Cybersecurity attacks often start in one area of the network, typically by compromising an individual’s account, then taking advantage of a vulnerability to elevate privileges of the compromised account. Using the elevated privileges, the attack propagates laterally through the network, compromising other vulnerable systems. If effective controls are not present, these attacks can interrupt all access to information systems critical to provide proper care to patients.
Medical devices are uniquely at risk of this type of compromise, making them targets of information exposure, data exfiltration and use as launch points for further infiltration by malicious persons.1 The processes put in place by the Food and Drug Administration to protect the clinical aspects of these devices have not been able to keep pace with changes in today’s security protocols and recommended practices, making these network-attached devices potential targets.
The avenues of compromise are a legitimate concern to caregivers and have created opportunities for newcomers to fill this gap not currently addressed by “traditional” security technology companies. Medical device security, often referred to as “Internet of Medical Things” (IoMT) security companies, have taken on the challenge to create products that can identify compromised devices and protect them and their information.
Information Security professionals will often prefer integrated security products over point solutions to provide broader spectrum of protection to reduce security gaps, complexity, and expense. While most IoMT security products can operate independently, most are intended to integrate with popular security and network tools and enhance their effectiveness by expanding their capabilities to include medical and other IoT devices.

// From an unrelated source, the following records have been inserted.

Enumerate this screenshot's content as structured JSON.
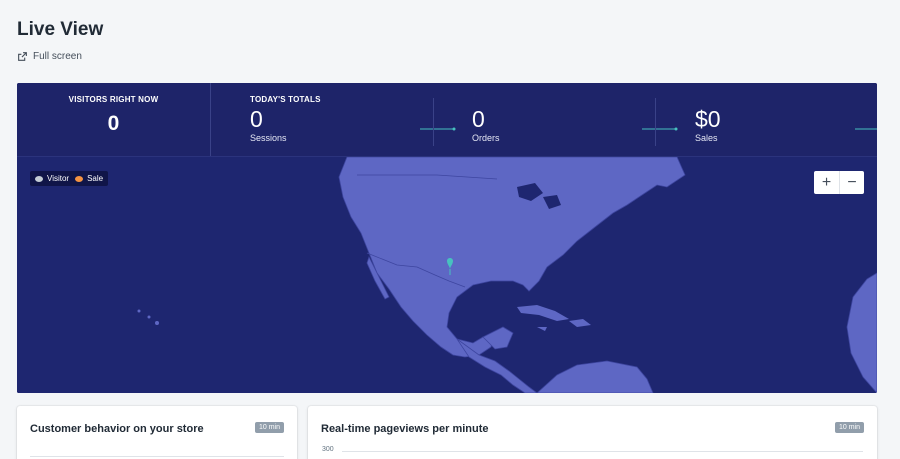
{
  "header": {
    "title": "Live View",
    "full_screen_label": "Full screen"
  },
  "stats": {
    "visitors_label": "VISITORS RIGHT NOW",
    "visitors_value": "0",
    "totals_label": "TODAY'S TOTALS",
    "metrics": [
      {
        "value": "0",
        "label": "Sessions"
      },
      {
        "value": "0",
        "label": "Orders"
      },
      {
        "value": "$0",
        "label": "Sales"
      }
    ]
  },
  "map": {
    "legend": {
      "visitor": "Visitor",
      "sale": "Sale"
    },
    "zoom_in": "+",
    "zoom_out": "−"
  },
  "cards": {
    "behavior": {
      "title": "Customer behavior on your store",
      "badge": "10 min"
    },
    "pageviews": {
      "title": "Real-time pageviews per minute",
      "badge": "10 min",
      "y_tick": "300"
    }
  },
  "colors": {
    "map_water": "#1e2670",
    "map_land": "#5e67c4",
    "accent_spark": "#47c1bf",
    "visitor_dot": "#5e6ac4",
    "sale_dot": "#f49342"
  }
}
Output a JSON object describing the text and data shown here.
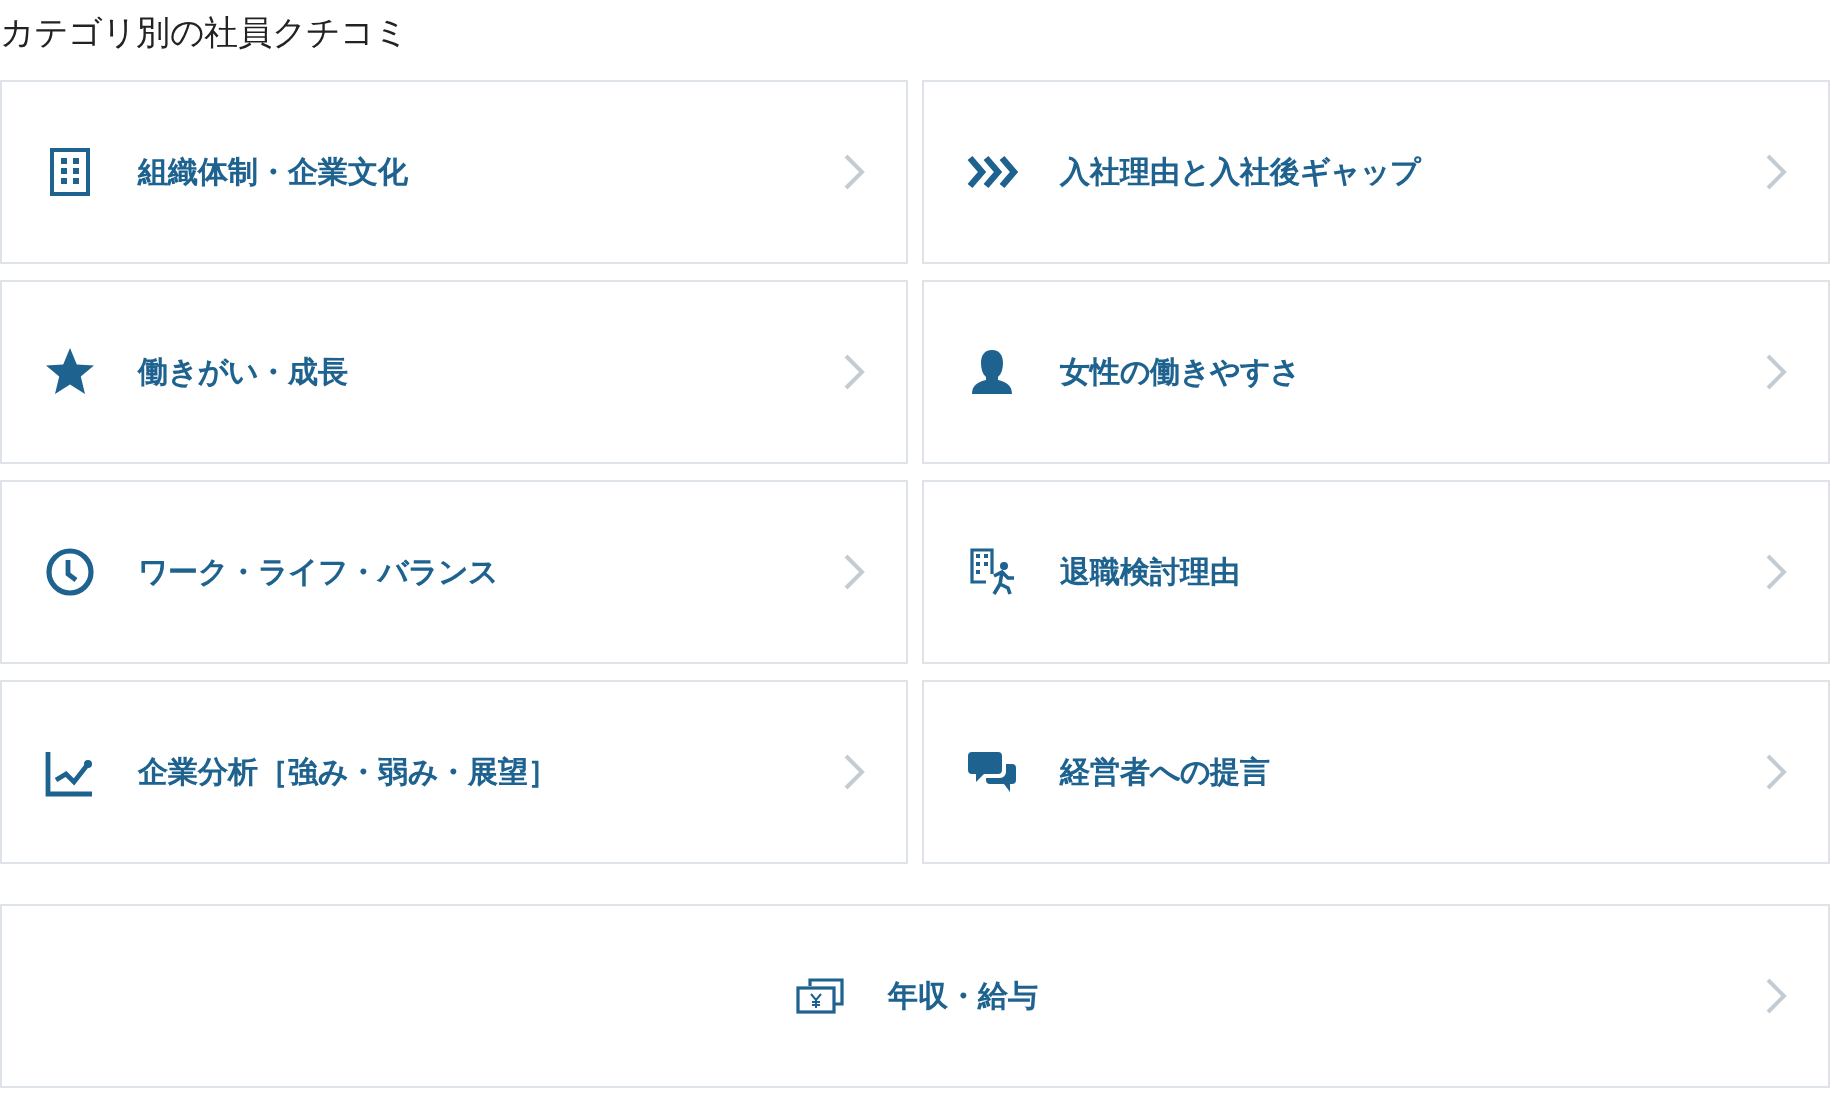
{
  "heading": "カテゴリ別の社員クチコミ",
  "categories": [
    {
      "label": "組織体制・企業文化"
    },
    {
      "label": "入社理由と入社後ギャップ"
    },
    {
      "label": "働きがい・成長"
    },
    {
      "label": "女性の働きやすさ"
    },
    {
      "label": "ワーク・ライフ・バランス"
    },
    {
      "label": "退職検討理由"
    },
    {
      "label": "企業分析［強み・弱み・展望］"
    },
    {
      "label": "経営者への提言"
    }
  ],
  "footer_category": {
    "label": "年収・給与"
  }
}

If your organization has not begun to look into IoMT security technologies, you may be falling behind. ePlus can help your network, security and biomedical teams identify the most appropriate solution for your environment.

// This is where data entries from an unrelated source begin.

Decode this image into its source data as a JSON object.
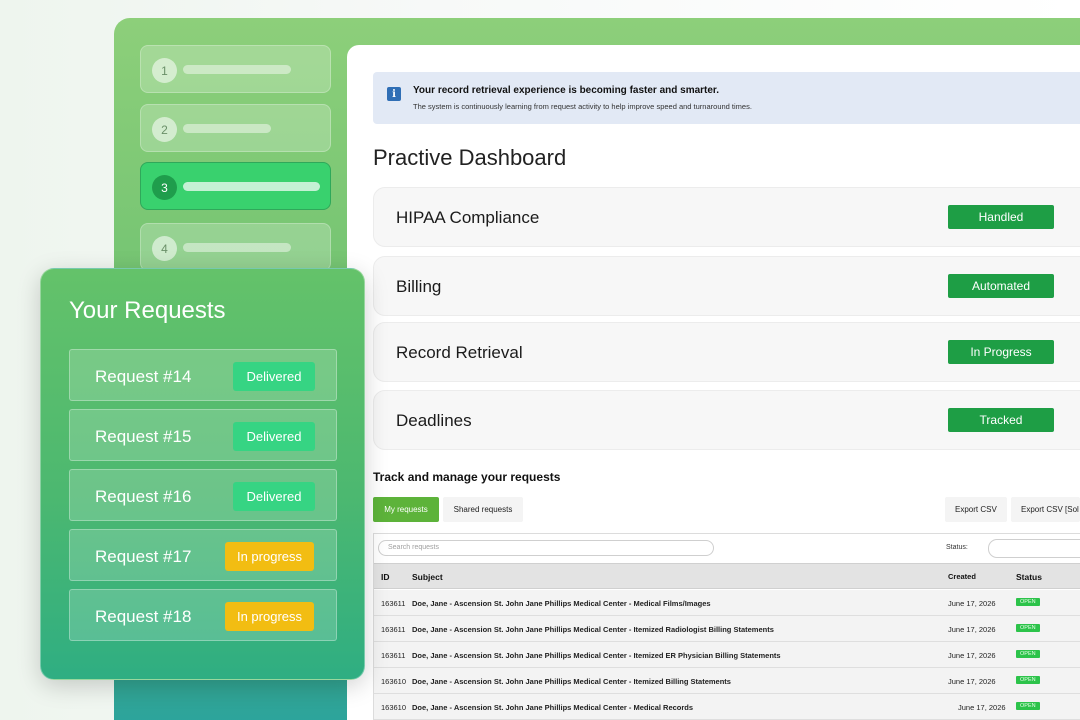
{
  "steps": [
    {
      "num": "1",
      "active": false
    },
    {
      "num": "2",
      "active": false
    },
    {
      "num": "3",
      "active": true
    },
    {
      "num": "4",
      "active": false
    }
  ],
  "notice": {
    "icon": "info-icon",
    "title": "Your record retrieval experience is becoming faster and smarter.",
    "subtitle": "The system is continuously learning from request activity to help improve speed and turnaround times."
  },
  "dashboard_title": "Practive Dashboard",
  "features": [
    {
      "label": "HIPAA Compliance",
      "status": "Handled"
    },
    {
      "label": "Billing",
      "status": "Automated"
    },
    {
      "label": "Record Retrieval",
      "status": "In Progress"
    },
    {
      "label": "Deadlines",
      "status": "Tracked"
    }
  ],
  "tracking": {
    "title": "Track and manage your requests",
    "tabs": {
      "my": "My requests",
      "shared": "Shared requests"
    },
    "export_csv": "Export CSV",
    "export_csv_sol": "Export CSV [Sol",
    "search_placeholder": "Search requests",
    "status_label": "Status:",
    "columns": {
      "id": "ID",
      "subject": "Subject",
      "created": "Created",
      "status": "Status"
    },
    "rows": [
      {
        "id": "163611",
        "subject": "Doe, Jane - Ascension St. John Jane Phillips Medical Center - Medical Films/Images",
        "created": "June 17, 2026",
        "status": "OPEN"
      },
      {
        "id": "163611",
        "subject": "Doe, Jane - Ascension St. John Jane Phillips Medical Center - Itemized Radiologist Billing Statements",
        "created": "June 17, 2026",
        "status": "OPEN"
      },
      {
        "id": "163611",
        "subject": "Doe, Jane - Ascension St. John Jane Phillips Medical Center - Itemized ER Physician Billing Statements",
        "created": "June 17, 2026",
        "status": "OPEN"
      },
      {
        "id": "163610",
        "subject": "Doe, Jane - Ascension St. John Jane Phillips Medical Center - Itemized Billing Statements",
        "created": "June 17, 2026",
        "status": "OPEN"
      },
      {
        "id": "163610",
        "subject": "Doe, Jane - Ascension St. John Jane Phillips Medical Center - Medical Records",
        "created": "June 17, 2026",
        "status": "OPEN"
      }
    ]
  },
  "requests": {
    "title": "Your Requests",
    "items": [
      {
        "label": "Request #14",
        "status": "Delivered",
        "kind": "delivered"
      },
      {
        "label": "Request #15",
        "status": "Delivered",
        "kind": "delivered"
      },
      {
        "label": "Request #16",
        "status": "Delivered",
        "kind": "delivered"
      },
      {
        "label": "Request #17",
        "status": "In progress",
        "kind": "progress"
      },
      {
        "label": "Request #18",
        "status": "In progress",
        "kind": "progress"
      }
    ]
  },
  "colors": {
    "accent_green": "#1e9e45",
    "delivered": "#36d483",
    "in_progress": "#f2bd12",
    "tab_active": "#5db33a"
  }
}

1 “Hospital viruses: Fake cancerous nodes in CT scans, created by malware, trick radiologists,” The Washington Post, April 3, 2019, https://www.beckershospitalreview.com/cybersecurity/hospital-malware-attacks-from-within-exposes-need-to-encrypt-medical-imaging.html?origin=cioe&utm_source=cioe